*PROBLEM TO WORK ON*: For every line in the data below that contains "this", copy the line.

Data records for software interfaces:
==================================================

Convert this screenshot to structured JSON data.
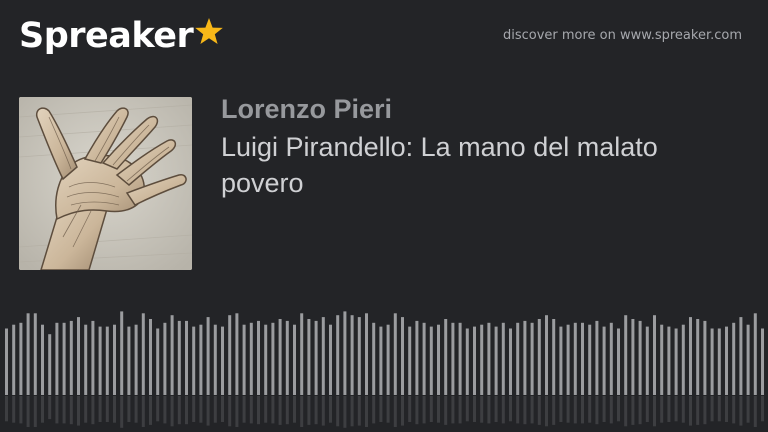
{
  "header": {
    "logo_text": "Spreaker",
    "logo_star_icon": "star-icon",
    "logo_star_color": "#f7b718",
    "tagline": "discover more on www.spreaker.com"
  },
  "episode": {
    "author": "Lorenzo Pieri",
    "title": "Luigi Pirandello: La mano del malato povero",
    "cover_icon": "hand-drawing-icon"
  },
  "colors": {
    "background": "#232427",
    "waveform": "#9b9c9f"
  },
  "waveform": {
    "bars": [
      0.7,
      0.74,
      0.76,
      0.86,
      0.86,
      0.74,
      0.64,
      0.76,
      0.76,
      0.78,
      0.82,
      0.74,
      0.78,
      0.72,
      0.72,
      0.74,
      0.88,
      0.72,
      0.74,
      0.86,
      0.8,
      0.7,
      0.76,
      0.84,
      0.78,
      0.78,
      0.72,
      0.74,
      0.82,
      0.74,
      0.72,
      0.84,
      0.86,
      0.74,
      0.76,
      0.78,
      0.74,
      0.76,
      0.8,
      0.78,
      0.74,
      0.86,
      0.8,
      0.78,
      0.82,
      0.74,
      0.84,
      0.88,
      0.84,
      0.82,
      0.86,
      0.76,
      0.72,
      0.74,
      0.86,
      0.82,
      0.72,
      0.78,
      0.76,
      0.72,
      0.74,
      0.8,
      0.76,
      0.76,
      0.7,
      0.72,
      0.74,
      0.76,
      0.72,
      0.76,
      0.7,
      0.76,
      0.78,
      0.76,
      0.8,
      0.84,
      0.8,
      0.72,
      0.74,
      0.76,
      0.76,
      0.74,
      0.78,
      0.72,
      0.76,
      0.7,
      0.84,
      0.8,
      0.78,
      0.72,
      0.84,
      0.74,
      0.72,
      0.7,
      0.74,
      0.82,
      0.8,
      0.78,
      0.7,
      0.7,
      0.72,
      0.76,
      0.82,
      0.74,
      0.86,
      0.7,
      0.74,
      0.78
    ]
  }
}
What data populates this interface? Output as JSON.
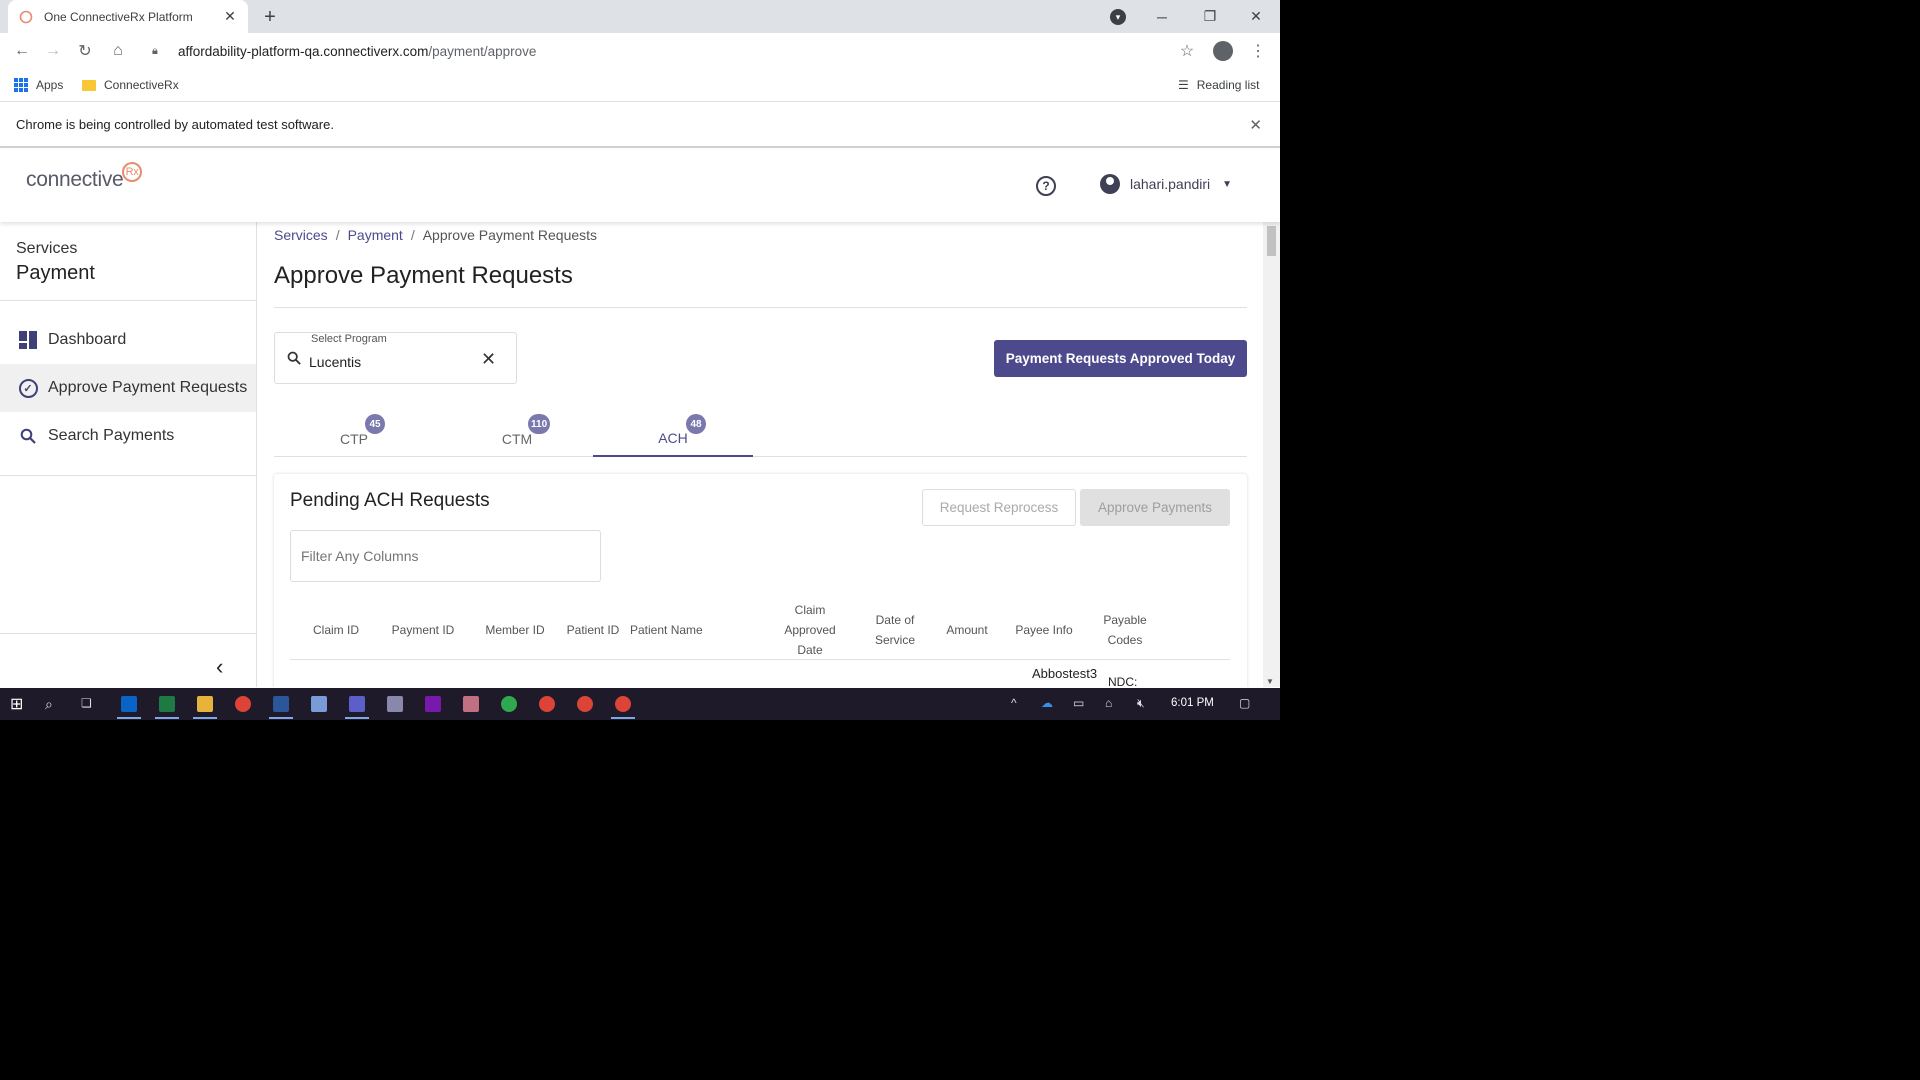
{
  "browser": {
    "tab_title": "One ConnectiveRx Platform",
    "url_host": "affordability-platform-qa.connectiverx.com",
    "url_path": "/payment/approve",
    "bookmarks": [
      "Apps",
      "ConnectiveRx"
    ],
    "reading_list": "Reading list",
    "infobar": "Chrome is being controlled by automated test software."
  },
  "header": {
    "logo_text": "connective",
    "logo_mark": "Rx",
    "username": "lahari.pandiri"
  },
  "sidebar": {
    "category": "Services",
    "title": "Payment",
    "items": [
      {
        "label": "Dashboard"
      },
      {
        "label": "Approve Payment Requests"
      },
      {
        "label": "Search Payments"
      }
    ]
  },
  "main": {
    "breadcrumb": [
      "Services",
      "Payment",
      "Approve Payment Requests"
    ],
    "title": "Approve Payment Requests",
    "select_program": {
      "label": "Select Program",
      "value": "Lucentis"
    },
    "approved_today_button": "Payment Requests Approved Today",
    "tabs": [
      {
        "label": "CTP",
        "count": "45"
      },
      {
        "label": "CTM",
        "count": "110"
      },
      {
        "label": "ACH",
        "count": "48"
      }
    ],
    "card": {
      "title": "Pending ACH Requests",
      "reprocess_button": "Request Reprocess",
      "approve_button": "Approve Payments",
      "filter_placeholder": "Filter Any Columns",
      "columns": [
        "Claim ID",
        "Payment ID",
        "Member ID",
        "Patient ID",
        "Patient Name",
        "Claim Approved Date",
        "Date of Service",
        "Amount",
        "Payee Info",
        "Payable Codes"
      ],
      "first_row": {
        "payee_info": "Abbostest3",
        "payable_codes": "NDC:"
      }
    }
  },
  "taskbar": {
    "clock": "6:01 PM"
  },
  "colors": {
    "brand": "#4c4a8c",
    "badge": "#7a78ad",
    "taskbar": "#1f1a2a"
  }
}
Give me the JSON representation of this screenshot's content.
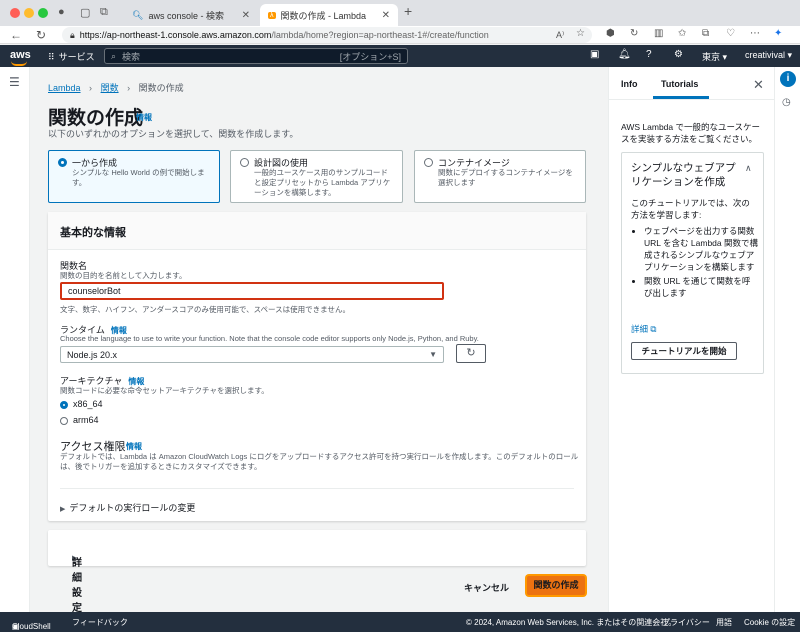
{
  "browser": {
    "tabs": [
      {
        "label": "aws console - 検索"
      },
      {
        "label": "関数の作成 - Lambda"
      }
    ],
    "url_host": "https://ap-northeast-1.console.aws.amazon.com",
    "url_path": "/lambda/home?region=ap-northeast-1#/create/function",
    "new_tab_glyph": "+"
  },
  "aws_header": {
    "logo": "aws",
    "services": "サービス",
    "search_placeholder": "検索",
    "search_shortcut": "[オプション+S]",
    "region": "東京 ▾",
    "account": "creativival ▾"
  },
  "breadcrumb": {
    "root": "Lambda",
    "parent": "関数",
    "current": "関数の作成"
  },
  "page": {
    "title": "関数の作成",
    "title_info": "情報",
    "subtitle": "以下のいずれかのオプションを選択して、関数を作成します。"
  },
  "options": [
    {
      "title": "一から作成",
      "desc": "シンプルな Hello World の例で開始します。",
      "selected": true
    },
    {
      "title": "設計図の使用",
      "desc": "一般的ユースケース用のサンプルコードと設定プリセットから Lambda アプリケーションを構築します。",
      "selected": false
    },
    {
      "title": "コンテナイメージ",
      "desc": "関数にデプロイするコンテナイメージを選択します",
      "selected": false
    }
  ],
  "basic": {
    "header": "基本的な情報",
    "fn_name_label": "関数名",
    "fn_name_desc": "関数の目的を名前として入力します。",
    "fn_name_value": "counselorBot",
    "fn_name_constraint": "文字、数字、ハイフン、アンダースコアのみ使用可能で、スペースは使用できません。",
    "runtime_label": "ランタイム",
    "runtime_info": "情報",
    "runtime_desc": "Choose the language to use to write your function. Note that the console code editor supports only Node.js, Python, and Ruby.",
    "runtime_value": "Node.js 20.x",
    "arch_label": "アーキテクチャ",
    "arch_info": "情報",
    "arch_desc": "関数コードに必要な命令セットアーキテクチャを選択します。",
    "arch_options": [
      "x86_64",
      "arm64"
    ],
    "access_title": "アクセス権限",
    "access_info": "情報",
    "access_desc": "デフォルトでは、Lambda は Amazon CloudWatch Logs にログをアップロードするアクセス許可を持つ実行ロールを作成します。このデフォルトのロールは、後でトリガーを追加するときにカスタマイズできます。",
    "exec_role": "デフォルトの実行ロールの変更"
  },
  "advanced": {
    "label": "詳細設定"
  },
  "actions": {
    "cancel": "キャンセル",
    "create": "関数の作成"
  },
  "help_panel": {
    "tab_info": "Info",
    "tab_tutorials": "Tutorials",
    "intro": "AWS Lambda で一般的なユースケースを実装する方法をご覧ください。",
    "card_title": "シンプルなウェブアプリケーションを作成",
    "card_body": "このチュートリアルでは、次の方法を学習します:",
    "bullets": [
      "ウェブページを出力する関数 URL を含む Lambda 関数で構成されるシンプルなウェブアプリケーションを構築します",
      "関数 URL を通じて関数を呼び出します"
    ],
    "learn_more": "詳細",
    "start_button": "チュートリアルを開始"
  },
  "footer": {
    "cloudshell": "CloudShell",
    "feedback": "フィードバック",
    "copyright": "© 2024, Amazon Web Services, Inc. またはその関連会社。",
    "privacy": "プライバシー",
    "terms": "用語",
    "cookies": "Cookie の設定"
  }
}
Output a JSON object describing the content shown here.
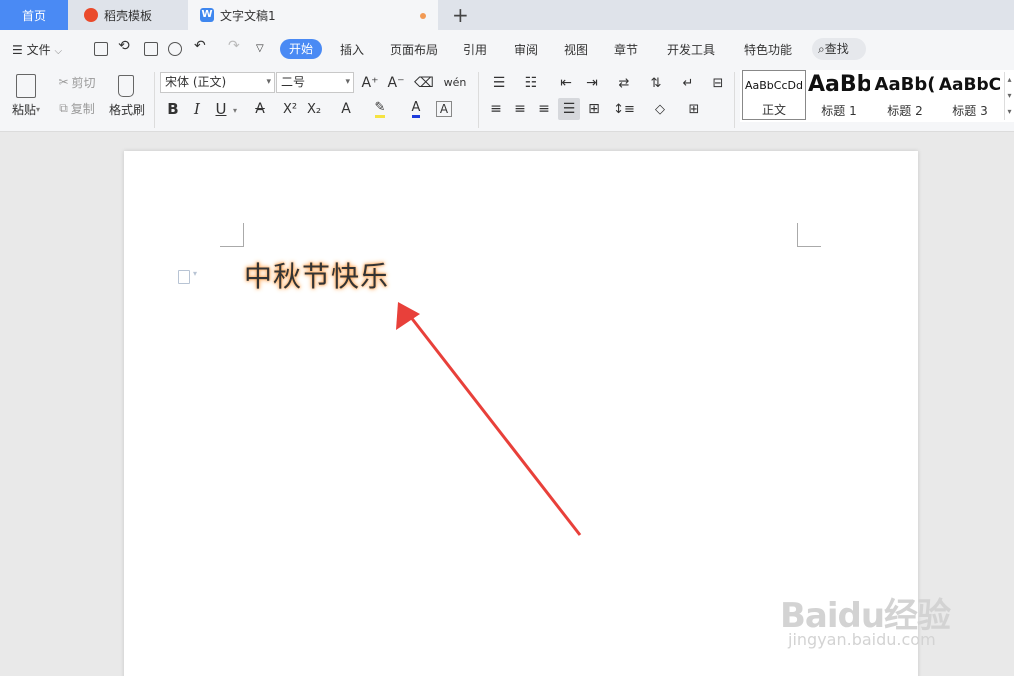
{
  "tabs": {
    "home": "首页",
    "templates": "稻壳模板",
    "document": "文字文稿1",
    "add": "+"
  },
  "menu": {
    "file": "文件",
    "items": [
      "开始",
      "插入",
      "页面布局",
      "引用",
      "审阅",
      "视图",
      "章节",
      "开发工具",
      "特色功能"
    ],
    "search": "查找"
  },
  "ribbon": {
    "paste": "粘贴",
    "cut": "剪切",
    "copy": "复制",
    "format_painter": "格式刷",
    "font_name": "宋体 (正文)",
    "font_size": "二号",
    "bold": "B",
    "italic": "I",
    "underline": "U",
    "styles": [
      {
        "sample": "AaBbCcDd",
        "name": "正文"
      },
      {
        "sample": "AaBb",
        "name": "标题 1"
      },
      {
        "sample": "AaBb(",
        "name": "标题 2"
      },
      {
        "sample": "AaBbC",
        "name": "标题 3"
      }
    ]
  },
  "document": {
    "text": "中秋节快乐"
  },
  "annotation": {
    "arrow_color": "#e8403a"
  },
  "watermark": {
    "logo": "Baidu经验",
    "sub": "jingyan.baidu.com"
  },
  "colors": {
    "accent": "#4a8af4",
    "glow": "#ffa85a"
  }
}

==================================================

*RESPONSE*:
Convert this screenshot to structured JSON data.
What data populates this interface? Output as JSON.
Give me the JSON representation of this screenshot's content.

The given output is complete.